EXERCISE DESCRIPTION ->
The required result is the number of lines in this material containing the word "Curie". Write that number and no other text.

GIVEN INFORMATION ->
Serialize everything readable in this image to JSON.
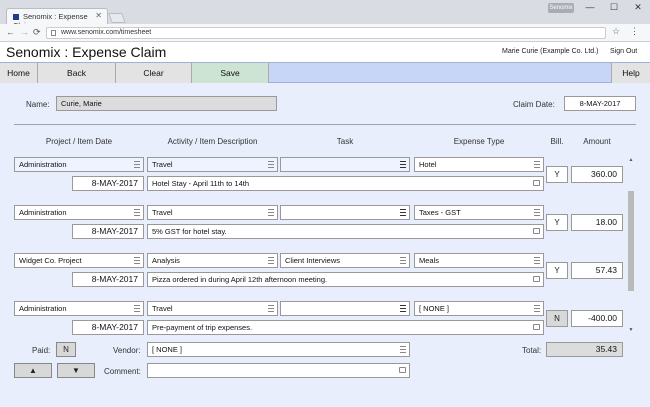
{
  "browser": {
    "tab_title": "Senomix : Expense Claim",
    "tab_close": "✕",
    "url": "www.senomix.com/timesheet",
    "profile": "Senomix",
    "back": "←",
    "forward": "→",
    "reload": "⟳",
    "minimize": "—",
    "maximize": "☐",
    "close": "✕",
    "star": "☆",
    "menu": "⋮"
  },
  "app": {
    "title": "Senomix : Expense Claim",
    "user": "Marie Curie   (Example Co. Ltd.)",
    "sign_out": "Sign Out"
  },
  "toolbar": {
    "home": "Home",
    "back": "Back",
    "clear": "Clear",
    "save": "Save",
    "help": "Help"
  },
  "form": {
    "name_label": "Name:",
    "name_value": "Curie, Marie",
    "claim_date_label": "Claim Date:",
    "claim_date_value": "8-MAY-2017",
    "headers": {
      "project": "Project / Item Date",
      "activity": "Activity / Item Description",
      "task": "Task",
      "expense_type": "Expense Type",
      "billable": "Bill.",
      "amount": "Amount"
    },
    "items": [
      {
        "project": "Administration",
        "activity": "Travel",
        "task": "",
        "expense_type": "Hotel",
        "date": "8-MAY-2017",
        "description": "Hotel Stay - April 11th to 14th",
        "billable": "Y",
        "amount": "360.00"
      },
      {
        "project": "Administration",
        "activity": "Travel",
        "task": "",
        "expense_type": "Taxes - GST",
        "date": "8-MAY-2017",
        "description": "5% GST for hotel stay.",
        "billable": "Y",
        "amount": "18.00"
      },
      {
        "project": "Widget Co. Project",
        "activity": "Analysis",
        "task": "Client Interviews",
        "expense_type": "Meals",
        "date": "8-MAY-2017",
        "description": "Pizza ordered in during April 12th afternoon meeting.",
        "billable": "Y",
        "amount": "57.43"
      },
      {
        "project": "Administration",
        "activity": "Travel",
        "task": "",
        "expense_type": "[ NONE ]",
        "date": "8-MAY-2017",
        "description": "Pre-payment of trip expenses.",
        "billable": "N",
        "amount": "-400.00"
      }
    ],
    "paid_label": "Paid:",
    "paid_value": "N",
    "vendor_label": "Vendor:",
    "vendor_value": "[ NONE ]",
    "total_label": "Total:",
    "total_value": "35.43",
    "comment_label": "Comment:",
    "comment_value": "",
    "up_arrow": "▲",
    "down_arrow": "▼",
    "scroll_up": "▲",
    "scroll_down": "▼"
  }
}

ANSWER TO THE PROBLEM ->
2